*What is needed:*
On how many lines of these entries does the word "Wert" occur? State the number alone.

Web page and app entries
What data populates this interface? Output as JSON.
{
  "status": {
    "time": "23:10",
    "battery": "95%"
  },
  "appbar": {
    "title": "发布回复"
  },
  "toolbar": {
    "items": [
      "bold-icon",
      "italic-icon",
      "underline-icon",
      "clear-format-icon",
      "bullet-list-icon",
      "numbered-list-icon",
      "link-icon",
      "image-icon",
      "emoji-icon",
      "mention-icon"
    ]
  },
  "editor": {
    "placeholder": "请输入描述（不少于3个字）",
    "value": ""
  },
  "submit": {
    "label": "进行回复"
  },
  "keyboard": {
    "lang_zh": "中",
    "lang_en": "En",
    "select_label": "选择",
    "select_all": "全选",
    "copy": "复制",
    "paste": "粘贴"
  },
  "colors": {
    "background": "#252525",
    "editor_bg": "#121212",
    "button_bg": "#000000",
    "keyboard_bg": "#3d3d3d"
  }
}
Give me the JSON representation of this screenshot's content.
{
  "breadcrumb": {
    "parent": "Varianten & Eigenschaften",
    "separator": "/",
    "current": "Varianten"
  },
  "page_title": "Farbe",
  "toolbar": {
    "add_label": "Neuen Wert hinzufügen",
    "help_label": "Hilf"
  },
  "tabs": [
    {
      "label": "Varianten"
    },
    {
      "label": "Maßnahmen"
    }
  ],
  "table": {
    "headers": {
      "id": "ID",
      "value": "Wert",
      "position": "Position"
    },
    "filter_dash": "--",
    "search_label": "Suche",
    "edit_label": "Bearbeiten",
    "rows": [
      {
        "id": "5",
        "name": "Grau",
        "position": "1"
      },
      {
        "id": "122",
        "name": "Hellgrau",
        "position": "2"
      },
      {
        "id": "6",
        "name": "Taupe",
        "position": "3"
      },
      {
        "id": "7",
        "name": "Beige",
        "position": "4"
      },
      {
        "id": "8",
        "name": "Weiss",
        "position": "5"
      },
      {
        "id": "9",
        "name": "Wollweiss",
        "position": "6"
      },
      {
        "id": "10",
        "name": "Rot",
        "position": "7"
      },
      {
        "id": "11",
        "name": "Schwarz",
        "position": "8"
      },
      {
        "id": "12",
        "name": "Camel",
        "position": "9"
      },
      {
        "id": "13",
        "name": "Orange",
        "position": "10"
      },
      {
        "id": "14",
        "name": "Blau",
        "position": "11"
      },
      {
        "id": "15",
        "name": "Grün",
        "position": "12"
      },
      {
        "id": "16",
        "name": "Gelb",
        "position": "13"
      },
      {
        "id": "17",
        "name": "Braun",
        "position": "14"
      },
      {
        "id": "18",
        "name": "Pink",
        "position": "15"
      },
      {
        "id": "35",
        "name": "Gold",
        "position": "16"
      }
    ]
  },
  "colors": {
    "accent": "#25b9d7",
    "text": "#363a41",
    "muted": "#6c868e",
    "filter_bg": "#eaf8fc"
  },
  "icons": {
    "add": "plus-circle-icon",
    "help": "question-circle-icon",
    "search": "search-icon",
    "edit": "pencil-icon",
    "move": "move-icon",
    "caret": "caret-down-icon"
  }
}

*Exercise answer:*
2